Lottery is a type of gambling in which people have the opportunity to win prizes, usually cash, by chance. It is common in many countries around the world, and some are state-run. It is a form of public funding, and some states use it to help finance education and other government services. Lottery proceeds are also used to support charities, churches, and sports teams. Some states use them to fund public works projects, such as roads and bridges.

The word lottery is derived from the Latin loteria, meaning “drawing lots.” Early records of lotteries can be found in the Chinese Han dynasty (2nd millennium BC) with keno slips, and in the Book of Songs (2nd millennium AD). King Francis I of France discovered European lotteries while campaigning in Italy, and started his own in 1539. Lotteries have broad public approval, and state revenues are a valuable source of funds for government programs.

In the United States, the lottery generates billions of dollars a year in revenue. The prize money is distributed by the state, and winners can choose between receiving a lump sum or an annuity payment. The choice of one or the other option depends on tax laws and how the winnings are invested. The annuity option allows the winner to enjoy the interest from his or her prize, while a lump sum gives the winner immediate access to his or her winnings.

Most modern state lotteries are similar to traditional raffles, with entrants purchasing tickets for a drawing held at some future date. However, innovations in the 1970s greatly expanded the scope of lottery games. Today, there are instant-win games such as scratch-off cards, and players can place bets on a variety of events, such as horse races, baseball games, and even TV shows.

Lotteries are popular, and despite the odds of winning being extremely low, they still contribute to the economy. Some people play the lottery for fun, while others believe that they can use it to improve their lives. However, it is important to remember that the odds of winning are very low and should not be treated as a guarantee of success.

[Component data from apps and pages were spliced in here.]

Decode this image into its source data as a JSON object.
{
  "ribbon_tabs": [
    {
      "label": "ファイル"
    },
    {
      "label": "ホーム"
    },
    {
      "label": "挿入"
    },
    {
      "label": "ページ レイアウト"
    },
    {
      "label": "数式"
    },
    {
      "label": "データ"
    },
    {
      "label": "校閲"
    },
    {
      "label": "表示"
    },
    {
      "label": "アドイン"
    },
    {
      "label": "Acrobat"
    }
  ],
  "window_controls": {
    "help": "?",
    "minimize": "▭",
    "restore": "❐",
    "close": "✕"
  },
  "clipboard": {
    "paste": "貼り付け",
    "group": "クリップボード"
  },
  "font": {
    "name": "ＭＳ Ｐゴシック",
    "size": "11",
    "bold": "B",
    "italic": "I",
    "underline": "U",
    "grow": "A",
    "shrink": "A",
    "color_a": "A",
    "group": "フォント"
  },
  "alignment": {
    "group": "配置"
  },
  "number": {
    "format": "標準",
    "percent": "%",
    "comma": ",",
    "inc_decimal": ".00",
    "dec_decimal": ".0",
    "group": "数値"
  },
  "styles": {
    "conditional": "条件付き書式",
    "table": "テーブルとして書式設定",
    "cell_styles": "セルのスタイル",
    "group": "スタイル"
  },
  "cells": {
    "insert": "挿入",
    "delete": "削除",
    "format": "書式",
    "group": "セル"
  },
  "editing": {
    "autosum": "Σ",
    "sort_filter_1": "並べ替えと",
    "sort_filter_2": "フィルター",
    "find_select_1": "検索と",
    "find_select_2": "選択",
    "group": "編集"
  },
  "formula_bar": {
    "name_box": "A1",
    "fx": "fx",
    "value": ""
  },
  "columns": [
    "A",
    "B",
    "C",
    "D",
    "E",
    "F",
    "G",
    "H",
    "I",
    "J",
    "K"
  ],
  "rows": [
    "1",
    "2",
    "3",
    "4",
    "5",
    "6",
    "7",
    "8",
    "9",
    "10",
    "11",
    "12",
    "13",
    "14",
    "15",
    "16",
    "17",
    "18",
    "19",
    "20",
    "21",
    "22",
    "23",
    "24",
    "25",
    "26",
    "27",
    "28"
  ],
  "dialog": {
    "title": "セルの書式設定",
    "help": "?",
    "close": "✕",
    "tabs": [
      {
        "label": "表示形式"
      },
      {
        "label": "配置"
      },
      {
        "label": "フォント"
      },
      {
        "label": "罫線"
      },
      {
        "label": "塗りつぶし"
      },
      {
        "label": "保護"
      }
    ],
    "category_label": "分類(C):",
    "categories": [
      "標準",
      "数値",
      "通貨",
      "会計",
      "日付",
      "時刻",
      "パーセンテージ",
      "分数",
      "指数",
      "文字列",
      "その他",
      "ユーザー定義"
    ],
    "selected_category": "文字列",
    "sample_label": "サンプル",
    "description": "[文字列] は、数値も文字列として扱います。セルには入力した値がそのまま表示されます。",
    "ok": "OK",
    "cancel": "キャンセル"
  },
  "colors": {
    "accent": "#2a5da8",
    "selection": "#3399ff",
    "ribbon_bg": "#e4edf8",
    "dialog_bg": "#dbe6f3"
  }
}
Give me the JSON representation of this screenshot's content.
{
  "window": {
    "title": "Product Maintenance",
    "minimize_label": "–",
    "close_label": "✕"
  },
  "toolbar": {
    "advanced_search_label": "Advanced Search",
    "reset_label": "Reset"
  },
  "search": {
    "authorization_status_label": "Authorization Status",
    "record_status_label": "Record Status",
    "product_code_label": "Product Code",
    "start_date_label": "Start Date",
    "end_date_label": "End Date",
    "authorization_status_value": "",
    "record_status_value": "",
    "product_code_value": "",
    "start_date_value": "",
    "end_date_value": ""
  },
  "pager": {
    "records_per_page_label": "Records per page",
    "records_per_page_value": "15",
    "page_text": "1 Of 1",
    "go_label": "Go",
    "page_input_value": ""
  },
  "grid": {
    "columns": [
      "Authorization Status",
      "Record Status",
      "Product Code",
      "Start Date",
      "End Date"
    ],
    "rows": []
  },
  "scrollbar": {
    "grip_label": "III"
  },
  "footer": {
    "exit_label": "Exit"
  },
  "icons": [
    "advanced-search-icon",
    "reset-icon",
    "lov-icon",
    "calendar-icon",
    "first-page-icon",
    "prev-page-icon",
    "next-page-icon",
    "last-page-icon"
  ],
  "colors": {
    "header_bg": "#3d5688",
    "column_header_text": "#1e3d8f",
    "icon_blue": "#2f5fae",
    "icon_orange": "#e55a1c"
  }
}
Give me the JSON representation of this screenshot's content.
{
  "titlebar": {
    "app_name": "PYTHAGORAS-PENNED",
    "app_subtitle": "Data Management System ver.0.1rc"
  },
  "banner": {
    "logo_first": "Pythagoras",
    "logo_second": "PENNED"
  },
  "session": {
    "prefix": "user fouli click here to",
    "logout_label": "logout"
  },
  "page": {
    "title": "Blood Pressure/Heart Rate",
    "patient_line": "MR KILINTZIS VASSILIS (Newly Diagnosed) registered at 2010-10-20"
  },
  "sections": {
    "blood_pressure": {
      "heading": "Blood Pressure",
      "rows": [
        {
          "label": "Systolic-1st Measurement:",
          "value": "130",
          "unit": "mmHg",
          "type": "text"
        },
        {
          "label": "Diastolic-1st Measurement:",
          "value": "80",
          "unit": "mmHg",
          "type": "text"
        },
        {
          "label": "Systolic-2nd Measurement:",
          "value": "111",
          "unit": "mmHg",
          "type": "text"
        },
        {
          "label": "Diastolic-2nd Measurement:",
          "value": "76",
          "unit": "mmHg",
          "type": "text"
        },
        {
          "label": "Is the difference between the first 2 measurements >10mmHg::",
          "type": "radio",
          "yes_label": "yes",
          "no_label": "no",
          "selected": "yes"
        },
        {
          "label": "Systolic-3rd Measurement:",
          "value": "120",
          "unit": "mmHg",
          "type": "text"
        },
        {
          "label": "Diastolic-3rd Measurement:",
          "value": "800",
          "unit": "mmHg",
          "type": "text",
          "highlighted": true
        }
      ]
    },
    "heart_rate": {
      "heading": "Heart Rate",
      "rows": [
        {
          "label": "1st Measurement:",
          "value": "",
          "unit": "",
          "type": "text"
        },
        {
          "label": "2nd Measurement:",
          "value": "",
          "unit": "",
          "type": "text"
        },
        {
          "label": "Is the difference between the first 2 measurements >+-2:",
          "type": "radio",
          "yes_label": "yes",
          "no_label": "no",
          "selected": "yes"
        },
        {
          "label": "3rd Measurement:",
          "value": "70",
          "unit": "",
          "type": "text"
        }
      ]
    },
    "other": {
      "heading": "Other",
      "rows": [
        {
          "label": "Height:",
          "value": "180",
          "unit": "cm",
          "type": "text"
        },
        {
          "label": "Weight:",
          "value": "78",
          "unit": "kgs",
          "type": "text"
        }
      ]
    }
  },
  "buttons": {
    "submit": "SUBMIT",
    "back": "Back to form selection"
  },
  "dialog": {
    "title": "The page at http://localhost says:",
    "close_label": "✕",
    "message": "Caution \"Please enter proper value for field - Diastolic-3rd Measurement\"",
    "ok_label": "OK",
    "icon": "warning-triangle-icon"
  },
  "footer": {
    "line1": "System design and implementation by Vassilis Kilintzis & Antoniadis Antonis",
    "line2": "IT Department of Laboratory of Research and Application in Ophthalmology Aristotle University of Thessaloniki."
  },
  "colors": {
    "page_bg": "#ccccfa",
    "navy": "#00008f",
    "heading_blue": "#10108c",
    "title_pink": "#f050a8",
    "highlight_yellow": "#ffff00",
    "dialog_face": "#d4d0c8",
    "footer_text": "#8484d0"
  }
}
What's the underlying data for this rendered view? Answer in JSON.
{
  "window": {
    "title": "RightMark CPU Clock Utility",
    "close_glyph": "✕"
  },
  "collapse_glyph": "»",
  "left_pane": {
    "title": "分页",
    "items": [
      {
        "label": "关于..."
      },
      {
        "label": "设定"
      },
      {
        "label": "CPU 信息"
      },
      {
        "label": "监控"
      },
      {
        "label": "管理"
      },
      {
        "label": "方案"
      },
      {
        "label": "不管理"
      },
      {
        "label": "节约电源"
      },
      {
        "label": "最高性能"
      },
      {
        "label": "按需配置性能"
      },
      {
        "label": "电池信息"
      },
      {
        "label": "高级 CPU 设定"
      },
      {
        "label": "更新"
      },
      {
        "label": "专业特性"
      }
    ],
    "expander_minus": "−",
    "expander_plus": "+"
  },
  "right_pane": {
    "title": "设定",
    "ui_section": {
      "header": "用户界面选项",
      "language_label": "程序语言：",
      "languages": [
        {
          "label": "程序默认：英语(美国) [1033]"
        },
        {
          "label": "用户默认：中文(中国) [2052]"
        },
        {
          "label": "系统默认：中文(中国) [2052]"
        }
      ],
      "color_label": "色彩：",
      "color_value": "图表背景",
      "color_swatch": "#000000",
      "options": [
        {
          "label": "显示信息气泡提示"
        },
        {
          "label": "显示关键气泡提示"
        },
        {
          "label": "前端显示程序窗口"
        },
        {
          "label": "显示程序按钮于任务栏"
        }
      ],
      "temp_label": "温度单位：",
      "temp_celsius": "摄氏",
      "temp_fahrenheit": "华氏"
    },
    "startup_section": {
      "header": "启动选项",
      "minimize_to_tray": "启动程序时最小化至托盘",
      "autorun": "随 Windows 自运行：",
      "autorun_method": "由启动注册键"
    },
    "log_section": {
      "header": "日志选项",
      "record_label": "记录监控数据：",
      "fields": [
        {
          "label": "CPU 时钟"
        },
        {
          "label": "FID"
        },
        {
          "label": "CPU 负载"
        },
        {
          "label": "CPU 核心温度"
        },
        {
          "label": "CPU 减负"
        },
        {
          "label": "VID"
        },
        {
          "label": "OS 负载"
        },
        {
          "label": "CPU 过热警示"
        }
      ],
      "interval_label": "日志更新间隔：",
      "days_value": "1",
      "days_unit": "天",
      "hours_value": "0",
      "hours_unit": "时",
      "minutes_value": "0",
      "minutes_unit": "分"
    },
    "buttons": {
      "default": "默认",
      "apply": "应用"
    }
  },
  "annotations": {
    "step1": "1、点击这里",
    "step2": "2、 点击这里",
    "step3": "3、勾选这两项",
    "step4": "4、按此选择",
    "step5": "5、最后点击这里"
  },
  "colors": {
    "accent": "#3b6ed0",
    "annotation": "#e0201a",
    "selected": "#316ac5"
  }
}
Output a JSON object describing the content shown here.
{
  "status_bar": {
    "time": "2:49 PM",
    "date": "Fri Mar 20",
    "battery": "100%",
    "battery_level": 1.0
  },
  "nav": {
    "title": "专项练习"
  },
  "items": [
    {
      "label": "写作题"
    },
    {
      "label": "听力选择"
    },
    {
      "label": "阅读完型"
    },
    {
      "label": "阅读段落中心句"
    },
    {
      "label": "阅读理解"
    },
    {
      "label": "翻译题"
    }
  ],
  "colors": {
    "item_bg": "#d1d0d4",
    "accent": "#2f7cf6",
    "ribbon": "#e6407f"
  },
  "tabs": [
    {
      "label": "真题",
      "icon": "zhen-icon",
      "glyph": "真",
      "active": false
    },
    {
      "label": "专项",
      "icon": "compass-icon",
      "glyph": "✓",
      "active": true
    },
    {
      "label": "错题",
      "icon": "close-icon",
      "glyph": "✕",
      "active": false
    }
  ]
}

To increase your chances of winning the lottery, try to buy as many tickets as possible. Also, try to pick numbers that aren’t popular with other people. For example, if you pick a sequence like birthdays or ages, there’s a high chance that other people will select those numbers as well, which decreases your chances of winning. To make sure you’re playing in a legal lottery, look for a seal on the ticket and check that it has been issued by a legitimate agency. You can also find out whether a lottery is authorized in your jurisdiction by contacting your local government. In addition, you should be aware that lottery winners must pay taxes on their winnings. These taxes can be significant and should not be taken lightly. For this reason, it is vital to consult a qualified professional before you start playing the lottery.